The German shoemaker, mystic and visionary Jacob Boehme’s dense theosophical writings are filled with alchemical references and allusions. These taken together with elements of Gnosticism and the Kabbalah make Boehme one of the most occult inclined of Christian writers.

The following illustrations are taken from the appendix to William Law’s four volume edition of Boehme’s writing translated into English. Law was an Anglican priest who lost his position when he refused to give an oath of allegiance to King George I and therefore become a private tutor. Among his students were Edward Gibbon, author of The Decline and Fall Of the Roman Empire and John Wesley, the founder of Methodism, (though they fell out over Law’s admiration of Boehme).

The illustrations were undertaken by the London based German mystic Dionysuis Andreas Freher, whose work was a major influence upon the English poet, painter and prophet William Blake.

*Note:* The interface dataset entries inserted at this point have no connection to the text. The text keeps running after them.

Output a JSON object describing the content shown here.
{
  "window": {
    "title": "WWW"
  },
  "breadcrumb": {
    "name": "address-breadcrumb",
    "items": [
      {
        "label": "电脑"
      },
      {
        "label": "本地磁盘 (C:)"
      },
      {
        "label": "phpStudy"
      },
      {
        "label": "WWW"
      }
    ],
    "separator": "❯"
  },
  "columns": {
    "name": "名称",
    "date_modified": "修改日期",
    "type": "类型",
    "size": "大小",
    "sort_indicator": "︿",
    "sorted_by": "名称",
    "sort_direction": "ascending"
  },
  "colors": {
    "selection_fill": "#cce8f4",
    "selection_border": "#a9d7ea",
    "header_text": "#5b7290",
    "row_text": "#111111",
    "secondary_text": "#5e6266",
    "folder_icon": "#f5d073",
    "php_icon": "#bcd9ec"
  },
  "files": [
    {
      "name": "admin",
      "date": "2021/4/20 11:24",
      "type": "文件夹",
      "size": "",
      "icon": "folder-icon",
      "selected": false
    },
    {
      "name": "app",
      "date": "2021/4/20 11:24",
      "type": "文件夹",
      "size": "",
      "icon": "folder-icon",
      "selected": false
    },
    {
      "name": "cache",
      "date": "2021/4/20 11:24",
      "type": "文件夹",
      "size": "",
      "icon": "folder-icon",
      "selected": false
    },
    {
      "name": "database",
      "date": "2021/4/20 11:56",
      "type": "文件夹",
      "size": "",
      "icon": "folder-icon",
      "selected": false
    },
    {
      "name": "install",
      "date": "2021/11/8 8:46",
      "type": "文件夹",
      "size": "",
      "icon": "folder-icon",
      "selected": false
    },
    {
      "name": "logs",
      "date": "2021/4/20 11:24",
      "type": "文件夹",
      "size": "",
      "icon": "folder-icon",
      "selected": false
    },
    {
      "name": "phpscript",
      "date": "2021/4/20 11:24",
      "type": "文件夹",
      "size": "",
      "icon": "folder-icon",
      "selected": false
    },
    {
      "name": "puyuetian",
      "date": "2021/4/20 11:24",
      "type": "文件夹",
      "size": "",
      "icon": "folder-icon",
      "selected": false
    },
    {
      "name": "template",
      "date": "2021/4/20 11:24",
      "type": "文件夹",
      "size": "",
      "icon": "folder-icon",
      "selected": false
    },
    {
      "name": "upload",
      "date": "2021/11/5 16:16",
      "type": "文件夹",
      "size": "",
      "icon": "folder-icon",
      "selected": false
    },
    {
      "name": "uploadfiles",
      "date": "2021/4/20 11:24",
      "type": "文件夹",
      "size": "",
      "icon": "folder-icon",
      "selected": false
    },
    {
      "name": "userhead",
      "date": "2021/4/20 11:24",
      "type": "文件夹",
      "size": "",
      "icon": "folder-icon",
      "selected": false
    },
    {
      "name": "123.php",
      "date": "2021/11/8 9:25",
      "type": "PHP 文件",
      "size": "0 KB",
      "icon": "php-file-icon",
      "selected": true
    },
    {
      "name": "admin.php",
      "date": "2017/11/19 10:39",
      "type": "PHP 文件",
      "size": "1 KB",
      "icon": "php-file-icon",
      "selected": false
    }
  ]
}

The complete series of emblems included above and below tells of Creation, the fall of Lucifer followed by the fall of Adam and man’s redemption through Jesus. Interestingly Sophia, a figure found in Gnosticism features prominently (the top S contrasting with the S of Sathan down below). The drawings of Hieroglyphica Sacra are unusual with their  near geometric abstraction, minimalism and pared down symbolism. It is alchemical art taken to its most cosmic level, an allegory of the War in the Three Realms of Heaven, Earth and HellDionysuis Andreas Freher-Hierolgyphica Sacra 3-William Law edition of Jacob Boehm

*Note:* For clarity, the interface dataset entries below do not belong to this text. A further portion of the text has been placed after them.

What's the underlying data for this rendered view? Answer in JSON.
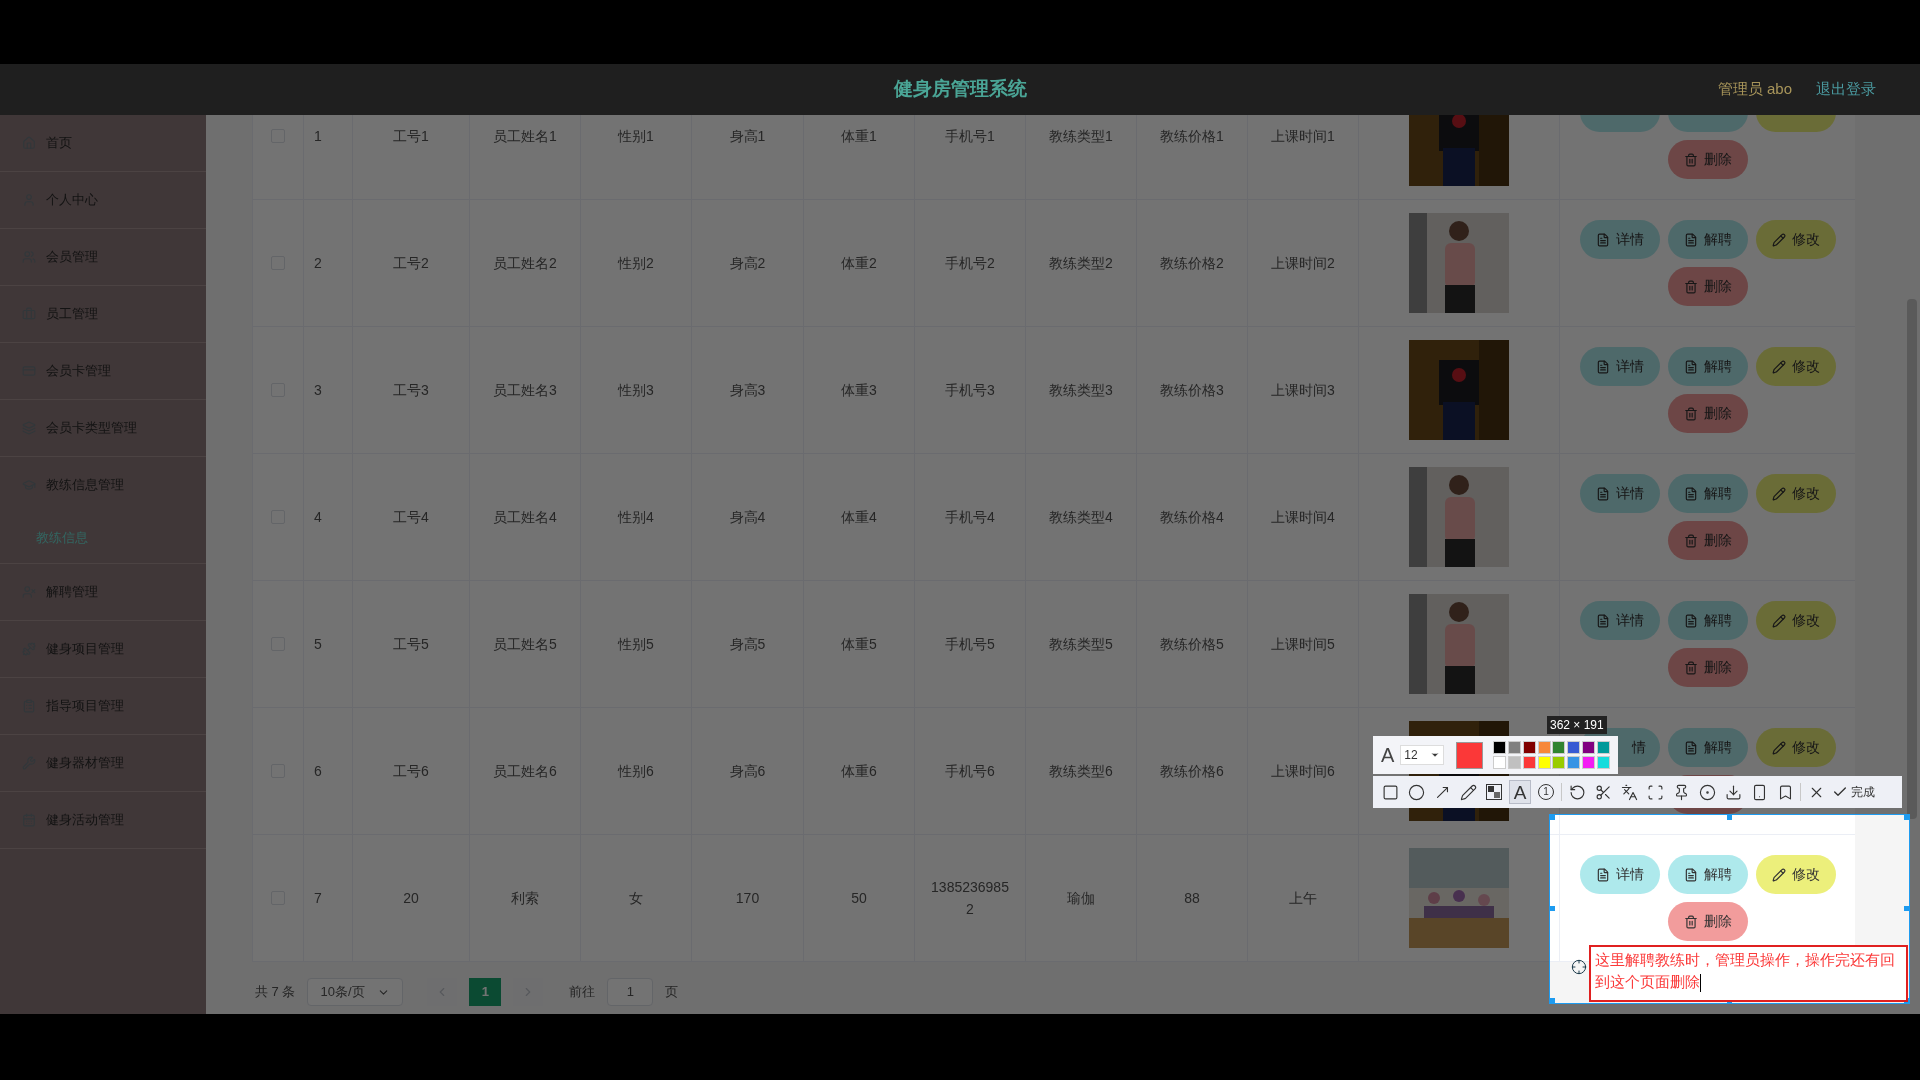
{
  "header": {
    "title": "健身房管理系统",
    "user": "管理员 abo",
    "logout": "退出登录"
  },
  "sidebar": {
    "items": [
      {
        "label": "首页",
        "selected": false
      },
      {
        "label": "个人中心",
        "selected": false
      },
      {
        "label": "会员管理",
        "selected": false
      },
      {
        "label": "员工管理",
        "selected": false
      },
      {
        "label": "会员卡管理",
        "selected": false
      },
      {
        "label": "会员卡类型管理",
        "selected": false
      },
      {
        "label": "教练信息管理",
        "selected": false,
        "children": [
          {
            "label": "教练信息",
            "selected": true
          }
        ]
      },
      {
        "label": "解聘管理",
        "selected": false
      },
      {
        "label": "健身项目管理",
        "selected": false
      },
      {
        "label": "指导项目管理",
        "selected": false
      },
      {
        "label": "健身器材管理",
        "selected": false
      },
      {
        "label": "健身活动管理",
        "selected": false
      }
    ]
  },
  "table": {
    "rows": [
      {
        "checked": false,
        "cells": [
          "1",
          "工号1",
          "员工姓名1",
          "性别1",
          "身高1",
          "体重1",
          "手机号1",
          "教练类型1",
          "教练价格1",
          "上课时间1"
        ],
        "actions": [
          {
            "kind": "detail"
          },
          {
            "kind": "dismiss"
          },
          {
            "kind": "edit"
          },
          {
            "kind": "delete",
            "label": "删除"
          }
        ]
      },
      {
        "checked": false,
        "cells": [
          "2",
          "工号2",
          "员工姓名2",
          "性别2",
          "身高2",
          "体重2",
          "手机号2",
          "教练类型2",
          "教练价格2",
          "上课时间2"
        ],
        "actions": [
          {
            "kind": "detail",
            "label": "详情"
          },
          {
            "kind": "dismiss",
            "label": "解聘"
          },
          {
            "kind": "edit",
            "label": "修改"
          },
          {
            "kind": "delete",
            "label": "删除"
          }
        ]
      },
      {
        "checked": false,
        "cells": [
          "3",
          "工号3",
          "员工姓名3",
          "性别3",
          "身高3",
          "体重3",
          "手机号3",
          "教练类型3",
          "教练价格3",
          "上课时间3"
        ],
        "actions": [
          {
            "kind": "detail",
            "label": "详情"
          },
          {
            "kind": "dismiss",
            "label": "解聘"
          },
          {
            "kind": "edit",
            "label": "修改"
          },
          {
            "kind": "delete",
            "label": "删除"
          }
        ]
      },
      {
        "checked": false,
        "cells": [
          "4",
          "工号4",
          "员工姓名4",
          "性别4",
          "身高4",
          "体重4",
          "手机号4",
          "教练类型4",
          "教练价格4",
          "上课时间4"
        ],
        "actions": [
          {
            "kind": "detail",
            "label": "详情"
          },
          {
            "kind": "dismiss",
            "label": "解聘"
          },
          {
            "kind": "edit",
            "label": "修改"
          },
          {
            "kind": "delete",
            "label": "删除"
          }
        ]
      },
      {
        "checked": false,
        "cells": [
          "5",
          "工号5",
          "员工姓名5",
          "性别5",
          "身高5",
          "体重5",
          "手机号5",
          "教练类型5",
          "教练价格5",
          "上课时间5"
        ],
        "actions": [
          {
            "kind": "detail",
            "label": "详情"
          },
          {
            "kind": "dismiss",
            "label": "解聘"
          },
          {
            "kind": "edit",
            "label": "修改"
          },
          {
            "kind": "delete",
            "label": "删除"
          }
        ]
      },
      {
        "checked": false,
        "cells": [
          "6",
          "工号6",
          "员工姓名6",
          "性别6",
          "身高6",
          "体重6",
          "手机号6",
          "教练类型6",
          "教练价格6",
          "上课时间6"
        ],
        "actions": [
          {
            "kind": "detail",
            "label": "情",
            "icon": false
          },
          {
            "kind": "dismiss",
            "label": "解聘"
          },
          {
            "kind": "edit",
            "label": "修改"
          },
          {
            "kind": "delete"
          }
        ]
      },
      {
        "checked": false,
        "cells": [
          "7",
          "20",
          "利索",
          "女",
          "170",
          "50",
          "13852369852",
          "瑜伽",
          "88",
          "上午"
        ],
        "actions": [
          {
            "kind": "detail",
            "label": "详情"
          },
          {
            "kind": "dismiss",
            "label": "解聘"
          },
          {
            "kind": "edit",
            "label": "修改"
          },
          {
            "kind": "delete",
            "label": "删除"
          }
        ]
      }
    ]
  },
  "pagination": {
    "total": "共 7 条",
    "page_size": "10条/页",
    "pages": [
      {
        "label": "1",
        "selected": true
      }
    ],
    "goto_label": "前往",
    "goto_value": "1",
    "goto_suffix": "页"
  },
  "capture_tool": {
    "size_label": "362 × 191",
    "font_icon": "A",
    "font_size": "12",
    "current": {
      "color": "#fb3838"
    },
    "palette": [
      {
        "color": "#000000"
      },
      {
        "color": "#808080"
      },
      {
        "color": "#800000"
      },
      {
        "color": "#f7883a"
      },
      {
        "color": "#308430"
      },
      {
        "color": "#385ad3"
      },
      {
        "color": "#800080"
      },
      {
        "color": "#009999"
      },
      {
        "color": "#ffffff"
      },
      {
        "color": "#c0c0c0"
      },
      {
        "color": "#fb3838"
      },
      {
        "color": "#ffff00"
      },
      {
        "color": "#99cc00"
      },
      {
        "color": "#3894e4"
      },
      {
        "color": "#f31bf3"
      },
      {
        "color": "#16dcdc"
      }
    ],
    "tools": [
      {
        "kind": "rectangle",
        "selected": false
      },
      {
        "kind": "ellipse",
        "selected": false
      },
      {
        "kind": "arrow",
        "selected": false
      },
      {
        "kind": "pencil",
        "selected": false
      },
      {
        "kind": "mosaic",
        "selected": false
      },
      {
        "kind": "text",
        "label": "A",
        "selected": true
      },
      {
        "kind": "number",
        "label": "1",
        "selected": false
      },
      {
        "kind": "separator"
      },
      {
        "kind": "undo",
        "selected": false
      },
      {
        "kind": "cut",
        "selected": false
      },
      {
        "kind": "translate",
        "selected": false
      },
      {
        "kind": "scan",
        "selected": false
      },
      {
        "kind": "pin",
        "selected": false
      },
      {
        "kind": "record",
        "selected": false
      },
      {
        "kind": "download",
        "selected": false
      },
      {
        "kind": "phone",
        "selected": false
      },
      {
        "kind": "bookmark",
        "selected": false
      },
      {
        "kind": "separator"
      },
      {
        "kind": "close",
        "selected": false
      },
      {
        "kind": "finish",
        "label": "完成",
        "selected": false
      }
    ],
    "annotation": "这里解聘教练时，管理员操作，操作完还有回到这个页面删除"
  }
}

Dionysuis Andreas Freher-Hieroglyphica Sacra 1-William Law edition of Jacob Boehme

Dionysuis Andreas Freher-Hierolgyphica Sacra 2-William Law edition of Jacob Boehme
Dionysuis Andreas Freher-Hieroglyphica Sacra 2-William Law edition of Jacob Boehme
Dionysuis Andreas Freher-Hierolgyphica Sacra 3-William Law edition of Jacob Boehme
Dionysuis Andreas Freher-Hieroglyphica Sacra 3-William Law edition of Jacob Boehme
Dionysuis Andreas Freher-Hierolgyphica Sacra 4-William Law edition of Jacob Boehme
Dionysuis Andreas Freher-Hieroglyphica Sacra 4-William Law edition of Jacob Boehme
Dionysuis Andreas Freher-Hierolgyphica Sacra 6-William Law edition of Jacob Boehme
Dionysuis Andreas Freher-Hieroglyphica Sacra 6-William Law edition of Jacob Boehme
Dionysuis Andreas Freher-Hierolgyphica Sacra 7-William Law edition of Jacob Boehme
Dionysuis Andreas Freher-Hieroglyphica Sacra 7-William Law edition of Jacob Boehme
Dionysuis Andreas Freher-Hierolgyphica Sacra 8-William Law edition of Jacob Boehme
Dionysuis Andreas Freher-Hieroglyphica Sacra 8-William Law edition of Jacob Boehme
Dionysuis Andreas Freher-Hierolgyphica Sacra 9-William Law edition of Jacob Boehme
Dionysuis Andreas Freher-Hieroglyphica Sacra 9-William Law edition of Jacob Boehme
Dionysuis Andreas Freher-Hieroglyphica Sacra 10-William Law edition of Jacob Boehme
Dionysuis Andreas Freher-Hieroglyphica Sacra 10-William Law edition of Jacob Boehme
Dionysuis Andreas Freher-Hieroglyphica Sacra 11-William Law edition of Jacob Boehme
Dionysuis Andreas Freher-Hieroglyphica Sacra 11-William Law edition of Jacob Boehme
Dionysuis Andreas Freher-Hieroglyphica Sacra 12-William Law edition of Jacob Boehme
Dionysuis Andreas Freher-Hieroglyphica Sacra 12-William Law edition of Jacob Boehme
Dionysuis Andreas Freher-Hieroglyphica Sacra 13-William Law edition of Jacob Boehm
Dionysuis Andreas Freher-Hieroglyphica Sacra 13-William Law edition of Jacob Boehme